It is so because the meat is comparatively easier to digest. Since they do not eat plant matter they do not have to process and break down the cellulose found in plant matter.
Most carnivores live in the wild. Lion, wolf, leopard, polar bear, cheetah, giant panda, and wild cats, etc are the few examples of the animals that survive on meat; carnivores.
So, How are Horses Herbivores?
If we begin understanding the terms herbivores, omnivores, and carnivores, we would not require the answer to the question of why horses are herbivores. The horses are herbivores because
- They need to fulfill their energy and nutrient requirements from plant matter; grasses, leaves, roots, bulbs, tree barks, aquatic vegetation, and shrubs.
- They eat hay, grass, and concentrates; grains.
- They do not eat animal products at all.
- Their digestive system is made to process and digest plant matter.
- Their teeth can not chew meat.
So, calling horse omnivores or carnivores is wrong. They should only be referred to as herbivores.
Frequently Asked Questions
If horses are herbivores, why do they kill small animals?
Horses kill animals and small reptiles not to eat but to protect their mates. The animals or small reptiles horses kill usually end up being eaten by carnivores or omnivores.
What would happen if the horse eats meat?
If the meat is eaten in a small amount, to be very honest nothing would happen. If the herbivores keep eating meat frequently, the animal may suffer from digestive issues.
Can horses eat meat?
No, the horses can not eat meat at all because the said domestic animal is herbivores. Their digestive system and teeth are not made to process meat but plant matter.
Why are horses categorized as herbivores?
Horses are categorized as herbivores because they eat plant matter and have got a digestive system that can process and break down the cellulose found in plant matter.
Why do horses not eat meat?
Horses do not eat meat because they are herbivores, the animals that survive on plant matter; grasses, leaves, roots, bulbs, tree barks, aquatic vegetation, and shrubs. They avoid eating meat because their digestive system is made to process and break down the cellulose found in plant matter, not meat.
Are horses omnivores?
No, horses and some other domestic animals are herbivores. They do not require meat to survive. So, it is wrong to refer to them as omnivores.
Horses are not omnivores or carnivores but herbivores because they are made to process and digest plant matter; grasses, leaves, roots, bulbs, tree barks, aquatic vegetation, and shrubs. Their digestive and teeth are also not made to process meat but cellulose found in plant matter.
Herbivores are the animals that survive on plant matter, omnivores are the ones who can eat both meat and plant matter, whereas the carnivores get their energy and nutrients from meat. Since horses do not eat meat at all, they are categorized as herbivores.
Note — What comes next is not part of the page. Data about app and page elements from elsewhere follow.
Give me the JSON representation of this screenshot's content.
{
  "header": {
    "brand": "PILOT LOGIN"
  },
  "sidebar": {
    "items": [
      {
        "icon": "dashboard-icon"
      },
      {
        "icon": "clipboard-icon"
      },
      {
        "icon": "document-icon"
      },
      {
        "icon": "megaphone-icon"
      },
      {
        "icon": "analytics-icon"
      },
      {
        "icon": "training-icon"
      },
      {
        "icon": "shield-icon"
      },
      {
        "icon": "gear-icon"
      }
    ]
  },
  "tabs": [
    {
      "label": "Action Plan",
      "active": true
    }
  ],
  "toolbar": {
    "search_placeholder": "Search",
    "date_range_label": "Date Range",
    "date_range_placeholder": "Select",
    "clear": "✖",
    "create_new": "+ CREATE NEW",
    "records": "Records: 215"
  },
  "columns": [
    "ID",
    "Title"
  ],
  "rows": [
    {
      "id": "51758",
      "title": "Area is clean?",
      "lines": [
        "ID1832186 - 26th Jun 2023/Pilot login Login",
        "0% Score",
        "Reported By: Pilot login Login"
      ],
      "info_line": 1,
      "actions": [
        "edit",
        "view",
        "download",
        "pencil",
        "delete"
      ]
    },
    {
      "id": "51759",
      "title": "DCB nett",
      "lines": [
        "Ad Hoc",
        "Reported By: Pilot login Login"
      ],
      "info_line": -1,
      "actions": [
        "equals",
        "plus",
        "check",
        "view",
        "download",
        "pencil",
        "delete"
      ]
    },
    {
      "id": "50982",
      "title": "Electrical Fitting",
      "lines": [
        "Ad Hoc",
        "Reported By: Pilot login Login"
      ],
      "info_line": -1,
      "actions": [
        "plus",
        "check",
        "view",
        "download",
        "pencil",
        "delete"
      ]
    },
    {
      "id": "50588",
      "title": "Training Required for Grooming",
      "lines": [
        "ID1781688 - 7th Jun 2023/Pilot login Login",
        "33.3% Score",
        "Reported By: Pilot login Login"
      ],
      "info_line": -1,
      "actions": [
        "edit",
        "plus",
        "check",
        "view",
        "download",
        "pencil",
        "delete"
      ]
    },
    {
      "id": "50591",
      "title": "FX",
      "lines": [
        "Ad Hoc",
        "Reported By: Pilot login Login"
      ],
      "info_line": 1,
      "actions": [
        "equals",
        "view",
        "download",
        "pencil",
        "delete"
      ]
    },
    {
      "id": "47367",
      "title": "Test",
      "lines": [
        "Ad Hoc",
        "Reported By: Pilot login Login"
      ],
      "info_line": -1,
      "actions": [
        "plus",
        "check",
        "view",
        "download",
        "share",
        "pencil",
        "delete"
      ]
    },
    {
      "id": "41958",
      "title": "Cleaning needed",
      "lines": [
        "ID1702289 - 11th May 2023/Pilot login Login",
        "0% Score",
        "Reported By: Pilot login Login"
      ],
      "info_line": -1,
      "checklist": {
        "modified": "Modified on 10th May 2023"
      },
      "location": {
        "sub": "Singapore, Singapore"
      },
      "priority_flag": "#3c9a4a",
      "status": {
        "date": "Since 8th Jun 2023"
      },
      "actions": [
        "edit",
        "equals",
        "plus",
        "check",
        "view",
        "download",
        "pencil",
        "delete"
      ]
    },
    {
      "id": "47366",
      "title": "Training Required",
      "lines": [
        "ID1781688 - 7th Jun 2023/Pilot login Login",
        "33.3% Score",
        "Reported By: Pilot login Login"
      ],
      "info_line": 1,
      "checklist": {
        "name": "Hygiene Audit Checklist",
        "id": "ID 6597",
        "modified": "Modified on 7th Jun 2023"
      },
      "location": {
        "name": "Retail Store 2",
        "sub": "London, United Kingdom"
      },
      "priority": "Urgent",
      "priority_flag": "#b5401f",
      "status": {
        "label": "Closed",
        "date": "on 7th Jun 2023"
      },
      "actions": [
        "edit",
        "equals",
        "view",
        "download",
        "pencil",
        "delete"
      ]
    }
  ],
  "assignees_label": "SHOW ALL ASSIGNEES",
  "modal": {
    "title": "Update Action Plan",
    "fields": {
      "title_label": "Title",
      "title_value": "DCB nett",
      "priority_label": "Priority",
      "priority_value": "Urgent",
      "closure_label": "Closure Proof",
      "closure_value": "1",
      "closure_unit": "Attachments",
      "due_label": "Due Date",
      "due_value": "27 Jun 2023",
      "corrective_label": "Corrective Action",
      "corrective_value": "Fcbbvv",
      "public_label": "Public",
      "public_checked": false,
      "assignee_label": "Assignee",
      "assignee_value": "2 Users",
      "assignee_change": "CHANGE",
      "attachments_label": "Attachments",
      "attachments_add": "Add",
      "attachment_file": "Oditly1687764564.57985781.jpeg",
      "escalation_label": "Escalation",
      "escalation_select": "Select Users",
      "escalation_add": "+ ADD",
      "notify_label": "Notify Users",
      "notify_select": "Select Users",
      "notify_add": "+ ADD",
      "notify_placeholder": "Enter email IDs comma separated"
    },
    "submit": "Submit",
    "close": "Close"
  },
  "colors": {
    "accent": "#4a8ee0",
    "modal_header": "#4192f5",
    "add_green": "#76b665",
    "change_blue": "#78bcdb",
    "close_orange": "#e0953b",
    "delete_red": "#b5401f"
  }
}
- Selection and acceptance of flavours in concentrate diets for stable horses
- Horses masticate similarly to ruminants